• It depends on what you mean by comparing. They are equal if $v-w =0$ and not equal otherwise. You can calculate the distance between them if $V$ is a metric space by $d(v,w)$, where $d(\cdot, \cdot)$ satisfies these axioms but in general there is no way to tell if $v> w$ or $w>v$ since most of the time $V$ is not totally ordered ie. you cannot say $(0,1),(0,1) \in \real^2$ $(0,1)\gtrless (1,0)$. – Gonenc Feb 6 '16 at 10:42
• For the second question: Note that I don't need any basis to define $\ip \cdot \cdot$ so by definition the inner product is independent of any basis. Thus you don't need to find and inner product for which the inner product is basis independent. In short every inner product is basis independent. – Gonenc Feb 6 '16 at 10:44

Suppose $\left\{\left|e_i\right\rangle|i\in I\right\}$ is an orthonormal basis of a Hilbert space $\mathcal{H}$, viz. $\left\langle e_i |e_j\right\rangle =\delta_{ij}$. Then the identity operator from $\mathcal{H}$ to $\mathcal{H}$ can be written as an outer product $$\mathbb{I}=\Sigma_{i\in I}\left|e_i\right\rangle\left\langle e_i\right|\quad\left(\ast\right),$$because kets then satisfy $\left|\psi\right\rangle=\Sigma_{i\in I}\left|e_i\right\rangle\left\langle e_i|\psi\right\rangle$, and similarly with bras.

If $\left\{\left|f_j\right\rangle|j\in I\right\}$ is another orthonormal basis, we may write $\left|e_i\right\rangle = \Sigma_{j\in I} U_{ij}\left|f_j\right\rangle$ with $U_{ij}$ a unitary matrix so that $\left|e_i\right\rangle = \Sigma_{k\in I}\delta_{ik}\left|e_k\right\rangle,\,\left|f_j\right\rangle = \Sigma_{l\in I}\delta_{jl}\left|f_l\right\rangle$. Hence $\left\langle e_i\right| = \Sigma_{j\in I}U_{ij}^\ast\left\langle f_j\right|=\Sigma_{j\in I}\left(U^\dagger\right)_{ji}\left\langle f_j\right|$. Finally, $$\Sigma_{i\in I}\left|e_i\right\rangle\left\langle e_i\right|=\Sigma_{i,\,j,\,k\in I}\left(U^\dagger\right)_{ki}U_{ij}\left|f_j\right\rangle\left\langle f_k\right|=\Sigma_{j,\,k\in I}\delta_{kj}\left|f_j\right\rangle\left\langle f_k\right|=\Sigma_{j\in I}\left|f_j\right\rangle\left\langle f_j\right|,$$ so our two "identity operators" match. Thus either can be used to compute a ket as per Eq. $\left(\ast\right)$; the basis choice doesn't matter.

It's hard to picture the things you want because you're working in an infinite-dimensional space, and I don't know anybody who can intuitively 'see' in that kind of space.

Instead, let's consider a finite-dimensional space: the polarization of a massless spin 1 particle traveling along the $z$ axis.
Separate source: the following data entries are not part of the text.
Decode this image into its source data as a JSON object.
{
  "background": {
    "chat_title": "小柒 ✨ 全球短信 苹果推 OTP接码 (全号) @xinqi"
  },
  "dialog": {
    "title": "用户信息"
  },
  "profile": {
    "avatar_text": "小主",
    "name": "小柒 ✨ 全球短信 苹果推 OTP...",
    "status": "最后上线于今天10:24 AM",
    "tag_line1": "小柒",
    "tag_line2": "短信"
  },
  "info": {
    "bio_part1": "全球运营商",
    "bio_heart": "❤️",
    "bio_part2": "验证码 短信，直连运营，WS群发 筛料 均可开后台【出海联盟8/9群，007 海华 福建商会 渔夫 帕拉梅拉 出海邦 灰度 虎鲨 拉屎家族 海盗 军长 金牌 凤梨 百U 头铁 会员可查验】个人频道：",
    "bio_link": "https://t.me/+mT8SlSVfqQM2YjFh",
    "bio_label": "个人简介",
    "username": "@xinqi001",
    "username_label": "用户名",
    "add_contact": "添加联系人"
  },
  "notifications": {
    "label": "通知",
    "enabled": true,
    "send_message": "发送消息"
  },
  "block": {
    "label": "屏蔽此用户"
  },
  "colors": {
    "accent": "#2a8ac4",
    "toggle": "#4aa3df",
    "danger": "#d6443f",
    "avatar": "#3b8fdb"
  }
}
The polarization state is simply described by a unit vector in the $xy$ plane. The 'geometric meaning' of the state is just the direction the arrow is pointing, i.e. the direction of the polarization. The inner product between two states is simply $\cos^{-1}(\theta)$, where $\theta$ is the angle between them; this is clearly basis independent.

Quantum computers scientists have a similar visualization, where they plot the state of qubits on the Bloch sphere. It's not quite as nice as our picture, because it's suited for the polarizations of spin 1/2 particles, so all the angles get doubled. Still, it provides a geometric picture of 'what the state is' without having to choose a basis.

It's much harder to see these things in an infinite-dimensional space, but the math continues to hold.